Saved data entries
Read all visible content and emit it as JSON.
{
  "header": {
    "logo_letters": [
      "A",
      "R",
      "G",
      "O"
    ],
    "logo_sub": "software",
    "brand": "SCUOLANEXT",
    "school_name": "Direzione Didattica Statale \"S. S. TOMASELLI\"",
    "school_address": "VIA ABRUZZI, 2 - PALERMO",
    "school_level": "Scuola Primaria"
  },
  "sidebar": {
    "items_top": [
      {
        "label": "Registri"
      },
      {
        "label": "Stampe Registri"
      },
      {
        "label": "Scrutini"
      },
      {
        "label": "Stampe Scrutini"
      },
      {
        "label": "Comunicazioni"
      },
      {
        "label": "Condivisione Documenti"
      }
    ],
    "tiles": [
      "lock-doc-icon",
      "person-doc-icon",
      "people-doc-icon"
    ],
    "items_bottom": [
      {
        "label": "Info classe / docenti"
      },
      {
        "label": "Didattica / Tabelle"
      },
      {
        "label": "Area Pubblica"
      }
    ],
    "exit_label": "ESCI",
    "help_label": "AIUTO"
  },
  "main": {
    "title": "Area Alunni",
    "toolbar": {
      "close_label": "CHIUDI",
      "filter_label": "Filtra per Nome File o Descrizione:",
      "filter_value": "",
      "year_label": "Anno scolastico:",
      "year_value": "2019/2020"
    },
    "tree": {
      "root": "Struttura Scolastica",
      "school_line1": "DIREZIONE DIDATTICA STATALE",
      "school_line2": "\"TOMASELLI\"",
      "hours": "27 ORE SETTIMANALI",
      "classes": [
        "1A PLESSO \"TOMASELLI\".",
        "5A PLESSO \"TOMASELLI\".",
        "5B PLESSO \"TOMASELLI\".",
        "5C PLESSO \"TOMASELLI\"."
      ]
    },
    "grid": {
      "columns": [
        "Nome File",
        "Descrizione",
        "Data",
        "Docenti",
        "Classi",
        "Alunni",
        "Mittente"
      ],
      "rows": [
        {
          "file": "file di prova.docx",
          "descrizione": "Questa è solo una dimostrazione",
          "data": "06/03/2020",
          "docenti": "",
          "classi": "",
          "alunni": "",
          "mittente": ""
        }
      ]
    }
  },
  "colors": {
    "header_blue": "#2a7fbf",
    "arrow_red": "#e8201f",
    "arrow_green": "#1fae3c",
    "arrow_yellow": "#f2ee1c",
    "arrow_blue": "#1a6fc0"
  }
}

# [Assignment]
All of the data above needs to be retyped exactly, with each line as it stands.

# [Your solution]
Read all visible content and emit it as JSON.
{
  "header": {
    "logo_letters": [
      "A",
      "R",
      "G",
      "O"
    ],
    "logo_sub": "software",
    "brand": "SCUOLANEXT",
    "school_name": "Direzione Didattica Statale \"S. S. TOMASELLI\"",
    "school_address": "VIA ABRUZZI, 2 - PALERMO",
    "school_level": "Scuola Primaria"
  },
  "sidebar": {
    "items_top": [
      {
        "label": "Registri"
      },
      {
        "label": "Stampe Registri"
      },
      {
        "label": "Scrutini"
      },
      {
        "label": "Stampe Scrutini"
      },
      {
        "label": "Comunicazioni"
      },
      {
        "label": "Condivisione Documenti"
      }
    ],
    "tiles": [
      "lock-doc-icon",
      "person-doc-icon",
      "people-doc-icon"
    ],
    "items_bottom": [
      {
        "label": "Info classe / docenti"
      },
      {
        "label": "Didattica / Tabelle"
      },
      {
        "label": "Area Pubblica"
      }
    ],
    "exit_label": "ESCI",
    "help_label": "AIUTO"
  },
  "main": {
    "title": "Area Alunni",
    "toolbar": {
      "close_label": "CHIUDI",
      "filter_label": "Filtra per Nome File o Descrizione:",
      "filter_value": "",
      "year_label": "Anno scolastico:",
      "year_value": "2019/2020"
    },
    "tree": {
      "root": "Struttura Scolastica",
      "school_line1": "DIREZIONE DIDATTICA STATALE",
      "school_line2": "\"TOMASELLI\"",
      "hours": "27 ORE SETTIMANALI",
      "classes": [
        "1A PLESSO \"TOMASELLI\".",
        "5A PLESSO \"TOMASELLI\".",
        "5B PLESSO \"TOMASELLI\".",
        "5C PLESSO \"TOMASELLI\"."
      ]
    },
    "grid": {
      "columns": [
        "Nome File",
        "Descrizione",
        "Data",
        "Docenti",
        "Classi",
        "Alunni",
        "Mittente"
      ],
      "rows": [
        {
          "file": "file di prova.docx",
          "descrizione": "Questa è solo una dimostrazione",
          "data": "06/03/2020",
          "docenti": "",
          "classi": "",
          "alunni": "",
          "mittente": ""
        }
      ]
    }
  },
  "colors": {
    "header_blue": "#2a7fbf",
    "arrow_red": "#e8201f",
    "arrow_green": "#1fae3c",
    "arrow_yellow": "#f2ee1c",
    "arrow_blue": "#1a6fc0"
  }
}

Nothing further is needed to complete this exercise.